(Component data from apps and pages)
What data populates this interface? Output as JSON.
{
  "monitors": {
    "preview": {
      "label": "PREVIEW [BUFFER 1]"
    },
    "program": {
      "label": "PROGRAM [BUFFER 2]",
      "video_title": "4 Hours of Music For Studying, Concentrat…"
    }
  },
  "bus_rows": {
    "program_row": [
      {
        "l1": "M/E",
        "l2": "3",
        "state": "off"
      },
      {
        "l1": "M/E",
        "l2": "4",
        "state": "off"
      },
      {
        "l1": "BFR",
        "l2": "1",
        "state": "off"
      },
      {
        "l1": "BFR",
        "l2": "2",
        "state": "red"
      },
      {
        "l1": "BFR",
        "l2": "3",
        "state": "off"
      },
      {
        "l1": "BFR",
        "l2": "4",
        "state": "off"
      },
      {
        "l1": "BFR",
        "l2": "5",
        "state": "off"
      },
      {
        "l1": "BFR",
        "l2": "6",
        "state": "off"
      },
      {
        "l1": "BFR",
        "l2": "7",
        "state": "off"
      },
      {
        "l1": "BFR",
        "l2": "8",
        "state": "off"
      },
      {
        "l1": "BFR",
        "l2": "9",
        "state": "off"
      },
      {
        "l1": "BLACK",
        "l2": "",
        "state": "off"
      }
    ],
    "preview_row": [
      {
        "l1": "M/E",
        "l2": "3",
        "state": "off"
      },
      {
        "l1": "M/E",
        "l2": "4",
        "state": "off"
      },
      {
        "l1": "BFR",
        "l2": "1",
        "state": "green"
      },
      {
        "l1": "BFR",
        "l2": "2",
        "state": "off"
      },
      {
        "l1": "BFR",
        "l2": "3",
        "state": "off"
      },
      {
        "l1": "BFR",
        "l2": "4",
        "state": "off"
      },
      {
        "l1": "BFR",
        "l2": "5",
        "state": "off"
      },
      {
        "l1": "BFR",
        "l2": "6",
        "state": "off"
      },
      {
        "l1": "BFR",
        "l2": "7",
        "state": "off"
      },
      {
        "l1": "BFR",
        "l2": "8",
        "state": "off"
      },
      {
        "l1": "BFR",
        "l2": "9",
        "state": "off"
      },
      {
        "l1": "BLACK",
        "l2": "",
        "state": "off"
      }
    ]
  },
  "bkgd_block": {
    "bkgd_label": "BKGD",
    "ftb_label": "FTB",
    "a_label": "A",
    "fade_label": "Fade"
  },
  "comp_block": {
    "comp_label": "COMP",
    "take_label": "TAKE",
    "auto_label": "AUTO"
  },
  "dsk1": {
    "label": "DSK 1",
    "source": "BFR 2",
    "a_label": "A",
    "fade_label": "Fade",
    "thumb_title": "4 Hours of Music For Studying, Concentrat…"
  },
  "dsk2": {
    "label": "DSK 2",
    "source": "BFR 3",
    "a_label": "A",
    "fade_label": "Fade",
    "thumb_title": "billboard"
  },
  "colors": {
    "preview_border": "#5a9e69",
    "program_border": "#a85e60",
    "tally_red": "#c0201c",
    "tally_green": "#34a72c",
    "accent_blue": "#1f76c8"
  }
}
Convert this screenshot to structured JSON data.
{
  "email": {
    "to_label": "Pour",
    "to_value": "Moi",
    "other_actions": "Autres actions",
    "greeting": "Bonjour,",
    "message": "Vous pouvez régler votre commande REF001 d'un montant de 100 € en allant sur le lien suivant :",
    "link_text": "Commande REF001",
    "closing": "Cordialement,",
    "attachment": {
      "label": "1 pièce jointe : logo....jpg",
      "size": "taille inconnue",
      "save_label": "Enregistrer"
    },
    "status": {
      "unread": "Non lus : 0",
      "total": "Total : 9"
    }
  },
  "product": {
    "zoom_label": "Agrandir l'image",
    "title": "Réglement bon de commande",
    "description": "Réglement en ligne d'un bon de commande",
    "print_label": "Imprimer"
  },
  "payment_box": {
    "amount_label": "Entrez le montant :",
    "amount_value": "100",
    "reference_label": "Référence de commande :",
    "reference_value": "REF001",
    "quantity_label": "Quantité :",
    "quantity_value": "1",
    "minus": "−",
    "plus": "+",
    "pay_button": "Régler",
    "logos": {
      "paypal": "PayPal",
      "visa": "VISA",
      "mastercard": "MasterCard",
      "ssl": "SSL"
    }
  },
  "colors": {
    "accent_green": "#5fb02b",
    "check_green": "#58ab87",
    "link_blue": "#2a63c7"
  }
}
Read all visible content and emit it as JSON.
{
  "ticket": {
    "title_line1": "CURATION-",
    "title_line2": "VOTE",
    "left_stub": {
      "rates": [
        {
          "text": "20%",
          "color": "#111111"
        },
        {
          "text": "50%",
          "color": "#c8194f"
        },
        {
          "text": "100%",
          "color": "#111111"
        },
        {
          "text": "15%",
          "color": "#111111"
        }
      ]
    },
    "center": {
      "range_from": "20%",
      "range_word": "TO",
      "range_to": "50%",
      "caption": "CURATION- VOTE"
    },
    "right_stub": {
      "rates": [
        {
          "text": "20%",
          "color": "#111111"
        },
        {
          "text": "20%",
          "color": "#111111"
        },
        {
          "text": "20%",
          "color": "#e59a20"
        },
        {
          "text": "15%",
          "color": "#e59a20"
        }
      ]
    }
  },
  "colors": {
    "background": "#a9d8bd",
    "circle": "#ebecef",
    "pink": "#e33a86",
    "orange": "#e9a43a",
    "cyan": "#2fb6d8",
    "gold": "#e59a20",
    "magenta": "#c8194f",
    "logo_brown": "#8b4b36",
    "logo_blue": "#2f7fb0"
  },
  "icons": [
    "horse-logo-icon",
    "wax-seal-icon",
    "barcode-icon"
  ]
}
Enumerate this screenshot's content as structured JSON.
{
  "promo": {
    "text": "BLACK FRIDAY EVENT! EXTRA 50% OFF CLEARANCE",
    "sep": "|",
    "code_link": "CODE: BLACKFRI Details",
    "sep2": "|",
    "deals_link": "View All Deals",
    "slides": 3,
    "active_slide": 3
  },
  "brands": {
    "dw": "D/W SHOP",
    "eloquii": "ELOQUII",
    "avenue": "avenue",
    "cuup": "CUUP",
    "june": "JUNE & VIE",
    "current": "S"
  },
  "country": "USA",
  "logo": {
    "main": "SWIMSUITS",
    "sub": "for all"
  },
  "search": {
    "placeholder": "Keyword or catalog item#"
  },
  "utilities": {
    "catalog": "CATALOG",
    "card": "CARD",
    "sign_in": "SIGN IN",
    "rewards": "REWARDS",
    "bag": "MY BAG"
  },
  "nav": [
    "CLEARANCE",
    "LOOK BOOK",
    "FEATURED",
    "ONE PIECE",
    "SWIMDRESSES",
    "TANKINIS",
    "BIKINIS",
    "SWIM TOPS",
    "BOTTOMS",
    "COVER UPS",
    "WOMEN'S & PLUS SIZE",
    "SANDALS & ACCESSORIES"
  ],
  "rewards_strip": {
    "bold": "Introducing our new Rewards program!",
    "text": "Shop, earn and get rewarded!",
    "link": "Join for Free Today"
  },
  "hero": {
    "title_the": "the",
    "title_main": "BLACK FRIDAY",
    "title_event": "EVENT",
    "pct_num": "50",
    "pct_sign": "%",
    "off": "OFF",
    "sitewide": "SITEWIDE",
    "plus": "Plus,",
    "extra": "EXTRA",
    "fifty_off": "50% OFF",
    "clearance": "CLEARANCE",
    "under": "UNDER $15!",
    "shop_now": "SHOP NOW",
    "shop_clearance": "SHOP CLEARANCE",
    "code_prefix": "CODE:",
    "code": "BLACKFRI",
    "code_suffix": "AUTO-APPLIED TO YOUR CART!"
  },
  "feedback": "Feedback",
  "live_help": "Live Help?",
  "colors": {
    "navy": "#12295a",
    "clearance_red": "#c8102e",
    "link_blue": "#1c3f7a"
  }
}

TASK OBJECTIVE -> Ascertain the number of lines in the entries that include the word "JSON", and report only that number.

YOUR RESPONSE -> 4